Im Focus: Mars' oceans formed early, possibly aided by massive volcanic eruptions

Oceans formed before Tharsis and evolved together, shaping climate history of Mars

A new scenario seeking to explain how Mars' putative oceans came and went over the last 4 billion years implies that the oceans formed several hundred million...

Im Focus: Tiny implants for cells are functional in vivo

For the first time, an interdisciplinary team from the University of Basel has succeeded in integrating artificial organelles into the cells of live zebrafish embryos. This innovative approach using artificial organelles as cellular implants offers new potential in treating a range of diseases, as the authors report in an article published in Nature Communications.

In the cells of higher organisms, organelles such as the nucleus or mitochondria perform a range of complex functions necessary for life. In the networks of...

Im Focus: Locomotion control with photopigments

Researchers from Göttingen University discover additional function of opsins

Animal photoreceptors capture light with photopigments.
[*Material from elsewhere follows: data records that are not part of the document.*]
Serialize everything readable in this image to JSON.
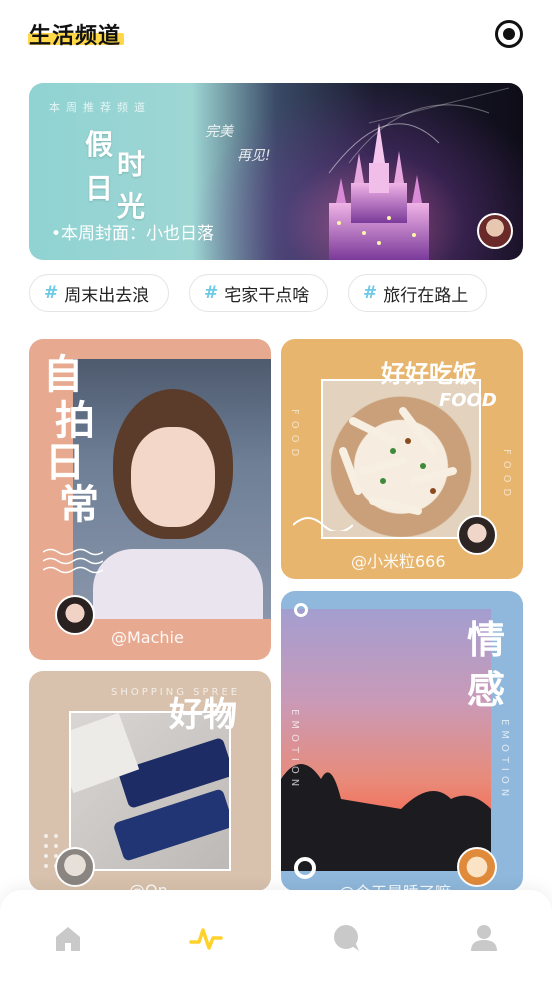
{
  "header": {
    "title": "生活频道",
    "record_icon": "record-icon"
  },
  "banner": {
    "label": "本周推荐频道",
    "headline_1": "假",
    "headline_2": "时",
    "headline_3": "日",
    "headline_4": "光",
    "script_1": "完美",
    "script_2": "再见!",
    "cover_text": "•本周封面：小也日落"
  },
  "tags": [
    {
      "label": "周末出去浪"
    },
    {
      "label": "宅家干点啥"
    },
    {
      "label": "旅行在路上"
    }
  ],
  "cards": {
    "selfie": {
      "title_1": "自",
      "title_2": "拍",
      "title_3": "日",
      "title_4": "常",
      "handle": "@Machie"
    },
    "food": {
      "title": "好好吃饭",
      "subtitle": "FOOD",
      "side_text": "FOOD",
      "handle": "@小米粒666"
    },
    "emotion": {
      "title_1": "情",
      "title_2": "感",
      "side_text_left": "EMOTION",
      "side_text_right": "EMOTION",
      "handle": "@今天是睡了嘛"
    },
    "goods": {
      "title": "好物",
      "subtitle": "SHOPPING SPREE",
      "handle": "@Qn"
    }
  },
  "nav": {
    "items": [
      {
        "icon": "home-icon"
      },
      {
        "icon": "pulse-icon",
        "active_color": "#ffd22b"
      },
      {
        "icon": "chat-icon"
      },
      {
        "icon": "profile-icon"
      }
    ]
  }
}
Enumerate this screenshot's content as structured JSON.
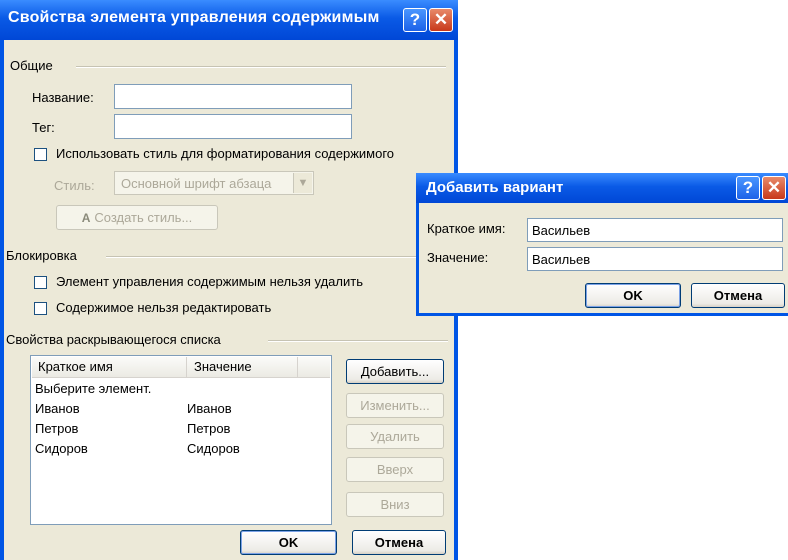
{
  "main_dialog": {
    "title": "Свойства элемента управления содержимым",
    "help_glyph": "?",
    "close_glyph": "✕",
    "general": {
      "heading": "Общие",
      "name_label": "Название:",
      "name_value": "",
      "tag_label": "Тег:",
      "tag_value": "",
      "use_style_label": "Использовать стиль для форматирования содержимого",
      "style_label": "Стиль:",
      "style_value": "Основной шрифт абзаца",
      "create_style_label": "Создать стиль..."
    },
    "lock": {
      "heading": "Блокировка",
      "cannot_delete_label": "Элемент управления содержимым нельзя удалить",
      "cannot_edit_label": "Содержимое нельзя редактировать"
    },
    "dropdown_props": {
      "heading": "Свойства раскрывающегося списка",
      "columns": [
        "Краткое имя",
        "Значение"
      ],
      "rows": [
        {
          "name": "Выберите элемент.",
          "value": ""
        },
        {
          "name": "Иванов",
          "value": "Иванов"
        },
        {
          "name": "Петров",
          "value": "Петров"
        },
        {
          "name": "Сидоров",
          "value": "Сидоров"
        }
      ],
      "add_button": "Добавить...",
      "edit_button": "Изменить...",
      "delete_button": "Удалить",
      "up_button": "Вверх",
      "down_button": "Вниз"
    },
    "ok_button": "OK",
    "cancel_button": "Отмена"
  },
  "add_dialog": {
    "title": "Добавить вариант",
    "help_glyph": "?",
    "close_glyph": "✕",
    "short_name_label": "Краткое имя:",
    "short_name_value": "Васильев",
    "value_label": "Значение:",
    "value_value": "Васильев",
    "ok_button": "OK",
    "cancel_button": "Отмена"
  }
}
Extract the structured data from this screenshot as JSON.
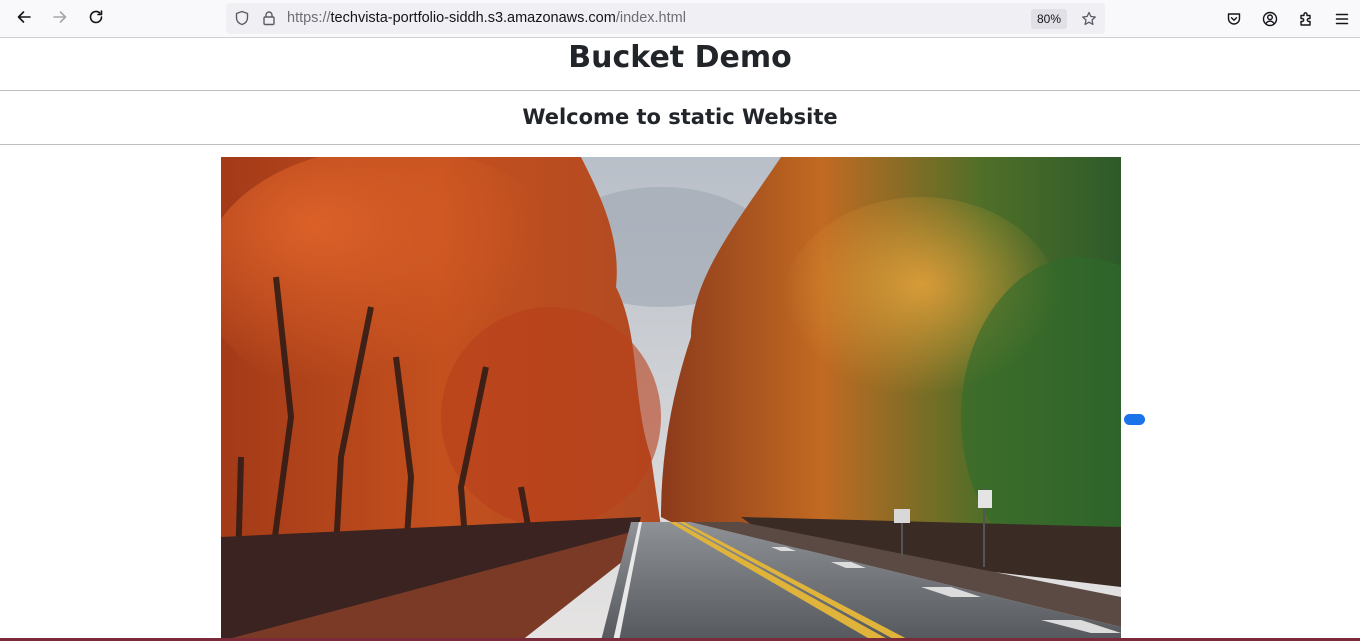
{
  "browser": {
    "url": {
      "scheme": "https://",
      "host": "techvista-portfolio-siddh.s3.amazonaws.com",
      "path": "/index.html"
    },
    "zoom": "80%",
    "icons": {
      "back": "arrow-left-icon",
      "forward": "arrow-right-icon",
      "reload": "reload-icon",
      "tracking": "shield-icon",
      "lock": "lock-icon",
      "bookmark": "star-icon",
      "pocket": "pocket-icon",
      "account": "account-icon",
      "extensions": "puzzle-icon",
      "menu": "hamburger-menu-icon"
    }
  },
  "page": {
    "title": "Bucket Demo",
    "subtitle": "Welcome to static Website",
    "image": {
      "subject": "autumn road lined with red and orange trees"
    }
  },
  "colors": {
    "heading": "#212529",
    "accent_pill": "#1a73e8"
  }
}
Researchers from the University of Göttingen have now discovered that these photopigments fulfill an...

All Focus news of the innovation-report >>>



Industry & Economy
Event News

Virtual reality conference comes to Reutlingen

19.03.2018 | Event News

Ultrafast Wireless and Chip Design at the DATE Conference in Dresden

16.03.2018 | Event News

International Tinnitus Conference of the Tinnitus Research Initiative in Regensburg

13.03.2018 | Event News

Latest News

TRAPPIST-1 planets provide clues to the nature of habitable worlds

21.03.2018 | Physics and Astronomy

The search for dark matter widens

21.03.2018 | Materials Sciences

Natural enemies reduce pesticide use

21.03.2018 | Life Sciences

Science & Research
Overview of more VideoLinks >>>